## [Items listed in a dataset]
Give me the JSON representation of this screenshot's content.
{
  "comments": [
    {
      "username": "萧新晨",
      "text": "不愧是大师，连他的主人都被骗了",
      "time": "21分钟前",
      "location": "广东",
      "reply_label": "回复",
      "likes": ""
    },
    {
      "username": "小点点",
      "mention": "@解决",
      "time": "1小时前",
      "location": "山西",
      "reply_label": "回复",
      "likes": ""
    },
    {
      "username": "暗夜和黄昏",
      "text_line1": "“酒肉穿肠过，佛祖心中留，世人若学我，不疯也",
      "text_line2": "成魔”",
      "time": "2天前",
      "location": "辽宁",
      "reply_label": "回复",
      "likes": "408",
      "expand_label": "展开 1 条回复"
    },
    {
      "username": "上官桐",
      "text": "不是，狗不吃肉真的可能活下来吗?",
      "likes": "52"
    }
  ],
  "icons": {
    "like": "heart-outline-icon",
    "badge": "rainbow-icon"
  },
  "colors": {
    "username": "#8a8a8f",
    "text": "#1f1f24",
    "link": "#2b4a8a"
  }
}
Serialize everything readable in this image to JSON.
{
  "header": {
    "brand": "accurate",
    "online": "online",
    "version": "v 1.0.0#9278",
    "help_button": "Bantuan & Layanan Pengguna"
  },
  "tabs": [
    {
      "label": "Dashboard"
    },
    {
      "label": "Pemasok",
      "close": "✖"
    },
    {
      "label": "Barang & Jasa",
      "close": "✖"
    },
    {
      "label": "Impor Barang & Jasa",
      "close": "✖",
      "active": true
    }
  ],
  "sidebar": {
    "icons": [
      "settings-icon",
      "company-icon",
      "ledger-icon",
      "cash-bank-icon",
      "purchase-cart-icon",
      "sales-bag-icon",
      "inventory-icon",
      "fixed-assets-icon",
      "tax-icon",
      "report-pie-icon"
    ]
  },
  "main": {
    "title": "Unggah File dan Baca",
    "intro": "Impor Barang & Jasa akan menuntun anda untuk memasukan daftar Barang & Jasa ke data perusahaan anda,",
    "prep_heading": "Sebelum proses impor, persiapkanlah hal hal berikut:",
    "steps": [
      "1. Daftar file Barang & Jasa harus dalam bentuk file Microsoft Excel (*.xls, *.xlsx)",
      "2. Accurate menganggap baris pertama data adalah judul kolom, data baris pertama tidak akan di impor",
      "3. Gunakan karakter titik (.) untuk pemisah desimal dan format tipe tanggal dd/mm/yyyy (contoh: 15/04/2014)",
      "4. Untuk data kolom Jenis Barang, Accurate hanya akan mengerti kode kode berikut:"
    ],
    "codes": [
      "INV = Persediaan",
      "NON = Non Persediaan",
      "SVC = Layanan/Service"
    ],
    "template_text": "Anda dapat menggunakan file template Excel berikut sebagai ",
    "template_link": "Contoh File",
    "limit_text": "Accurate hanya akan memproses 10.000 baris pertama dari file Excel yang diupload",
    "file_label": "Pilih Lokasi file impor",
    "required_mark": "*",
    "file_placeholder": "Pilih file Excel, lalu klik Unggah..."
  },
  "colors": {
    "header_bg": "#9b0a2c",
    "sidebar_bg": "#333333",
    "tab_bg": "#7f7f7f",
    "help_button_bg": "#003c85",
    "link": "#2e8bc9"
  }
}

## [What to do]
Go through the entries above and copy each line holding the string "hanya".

## [Reply]
      "4. Untuk data kolom Jenis Barang, Accurate hanya akan mengerti kode kode berikut:"
    "limit_text": "Accurate hanya akan memproses 10.000 baris pertama dari file Excel yang diupload",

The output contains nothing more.